KANSAS CITY, Mo. -- Her family says she was just texting with friends. Prosecutors in Clay County don't see it that way.
One Northland woman is in jail, accused of making threats against a local elementary school. North Kansas City School District leaders are actively working to avoid future threats.
Police aren't laughing, even though family members of Asia Snell, 22, tell FOX4 News her comments were just jokes. On Sunday night, Clay County Sheriff's deputies arrested Snell, after they received a Facebook message that said Snell intended to shoot up Ravenwood Elementary School.
"The school im gonna shoot up? Its called Raven wood. Can you drive me? lolololol," read the verbatim of Snell's message, which was turned over to police on Sunday. Police made a copy of that message available to FOX4 News on Monday.
FOX 4 News spoke with Lucy Dee, Snell's grandmother, who, on Monday afternoon, said Snell is an inmate at the Clay County Detention Center. Dee says Snell lives at her home, and her threat is a misconstrued joke that was sent to a friend via text message.
"These are words of consequence, and she needs to learn from this," Dee said while parking her car on Monday afternoon.
On Monday afternoon, North Kansas City School District leaders sent home a letter, making parents aware of what had transpired on Sunday night. Meanwhile, educators in that school system have a plan to help avoid future threats. The district had already scheduled this week as School Safety Awareness Week.
On Monday, at Oak Park High School, as part of that week-long program, the school's 1,600 students were challenged to make new friends at the school by shaking hands in the school's hallways.
"Hello, what's your name?" could be overheard while students chatted as school wrapped up on Monday.
Oak Park High seniors Chad Humphrey and Annie Bensyl say it's a means of being friendly, and getting familiar with new faces. The hand-shaking ritual also encourages students to be aware of faces they don't recognize, some of which could represent threats from within.

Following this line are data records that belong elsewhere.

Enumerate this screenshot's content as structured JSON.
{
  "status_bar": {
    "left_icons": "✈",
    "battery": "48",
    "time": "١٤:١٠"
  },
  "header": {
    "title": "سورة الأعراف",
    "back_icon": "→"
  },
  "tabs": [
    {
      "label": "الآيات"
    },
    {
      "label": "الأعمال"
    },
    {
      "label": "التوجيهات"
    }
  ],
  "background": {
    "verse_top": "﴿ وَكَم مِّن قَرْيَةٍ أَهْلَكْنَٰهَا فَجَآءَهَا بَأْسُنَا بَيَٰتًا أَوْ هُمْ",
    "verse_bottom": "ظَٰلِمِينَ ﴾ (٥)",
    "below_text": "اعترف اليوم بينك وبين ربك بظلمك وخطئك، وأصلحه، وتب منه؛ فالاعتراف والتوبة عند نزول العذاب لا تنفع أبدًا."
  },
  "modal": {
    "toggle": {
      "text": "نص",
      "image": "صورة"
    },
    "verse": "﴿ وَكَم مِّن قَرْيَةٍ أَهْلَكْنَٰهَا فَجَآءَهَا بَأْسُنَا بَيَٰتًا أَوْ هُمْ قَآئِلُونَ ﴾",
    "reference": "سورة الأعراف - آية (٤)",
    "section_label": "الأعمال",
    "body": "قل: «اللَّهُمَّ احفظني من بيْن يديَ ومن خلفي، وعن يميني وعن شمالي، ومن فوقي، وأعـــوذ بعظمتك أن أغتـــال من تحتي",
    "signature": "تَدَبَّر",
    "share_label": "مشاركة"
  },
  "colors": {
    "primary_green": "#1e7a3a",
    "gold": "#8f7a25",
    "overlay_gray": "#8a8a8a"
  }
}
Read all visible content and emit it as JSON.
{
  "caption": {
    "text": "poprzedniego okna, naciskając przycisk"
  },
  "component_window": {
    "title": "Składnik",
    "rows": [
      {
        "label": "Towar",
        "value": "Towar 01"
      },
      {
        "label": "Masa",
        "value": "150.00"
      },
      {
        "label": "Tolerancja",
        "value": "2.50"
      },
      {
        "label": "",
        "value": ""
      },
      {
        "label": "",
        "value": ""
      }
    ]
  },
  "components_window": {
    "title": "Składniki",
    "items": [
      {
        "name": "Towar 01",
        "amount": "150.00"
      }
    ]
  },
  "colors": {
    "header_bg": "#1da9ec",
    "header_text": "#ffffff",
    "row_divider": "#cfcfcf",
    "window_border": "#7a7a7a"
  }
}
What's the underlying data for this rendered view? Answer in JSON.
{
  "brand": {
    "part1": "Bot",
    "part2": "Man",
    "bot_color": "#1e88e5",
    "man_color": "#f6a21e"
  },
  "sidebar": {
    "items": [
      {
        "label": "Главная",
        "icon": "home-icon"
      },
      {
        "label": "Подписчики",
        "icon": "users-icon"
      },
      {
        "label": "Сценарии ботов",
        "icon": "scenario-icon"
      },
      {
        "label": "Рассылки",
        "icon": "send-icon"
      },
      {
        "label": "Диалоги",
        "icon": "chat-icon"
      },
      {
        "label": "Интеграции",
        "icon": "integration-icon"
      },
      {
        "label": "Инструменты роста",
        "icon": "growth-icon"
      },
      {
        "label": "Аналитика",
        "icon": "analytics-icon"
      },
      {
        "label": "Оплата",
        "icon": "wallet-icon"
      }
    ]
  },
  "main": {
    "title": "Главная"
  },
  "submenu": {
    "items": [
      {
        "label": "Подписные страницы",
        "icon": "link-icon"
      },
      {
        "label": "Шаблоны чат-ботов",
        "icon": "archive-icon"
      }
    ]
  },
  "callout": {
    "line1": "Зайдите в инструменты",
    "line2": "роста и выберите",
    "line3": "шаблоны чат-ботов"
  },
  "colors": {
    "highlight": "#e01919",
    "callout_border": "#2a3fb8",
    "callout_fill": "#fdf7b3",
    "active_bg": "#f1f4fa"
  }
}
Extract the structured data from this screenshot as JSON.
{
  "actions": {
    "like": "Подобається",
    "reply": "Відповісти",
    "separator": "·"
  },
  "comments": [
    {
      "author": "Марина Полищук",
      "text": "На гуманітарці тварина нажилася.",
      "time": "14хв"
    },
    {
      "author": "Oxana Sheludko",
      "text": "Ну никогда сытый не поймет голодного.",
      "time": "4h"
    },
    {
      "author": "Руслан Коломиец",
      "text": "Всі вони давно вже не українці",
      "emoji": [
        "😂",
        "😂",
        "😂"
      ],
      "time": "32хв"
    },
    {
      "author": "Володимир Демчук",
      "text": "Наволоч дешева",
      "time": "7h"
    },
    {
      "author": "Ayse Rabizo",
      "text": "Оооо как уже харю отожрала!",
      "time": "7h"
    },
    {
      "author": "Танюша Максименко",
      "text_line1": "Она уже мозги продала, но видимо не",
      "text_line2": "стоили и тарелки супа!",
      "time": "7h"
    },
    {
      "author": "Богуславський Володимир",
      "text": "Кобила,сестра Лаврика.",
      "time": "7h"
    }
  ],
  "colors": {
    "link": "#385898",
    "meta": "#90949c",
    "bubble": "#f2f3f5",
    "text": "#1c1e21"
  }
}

"We are there for the security reason of it," Humphrey said. "The homey environment we have here builds a sense of familiarity with everyone who's supposed to be here. When that certain someone or something stands out, we can address it, and tell whomever we need to tell."
"We're able to recognize new faces and other friendly faces. If someone recognizes and face, and you don't, since you're getting to know more people, you can ask them, they'll fill you in and make you feel more secure," Bensyl added.
Snell is charged with one count of terroristic threatening. She'll answer to that felony charge in a Clay County courtroom Tuesday. Court documents say Snell isn't permitted to go near that school or interact with its staff or students.
North Kansas City Schools officials say they're thankful police silenced this scare as quickly as they did.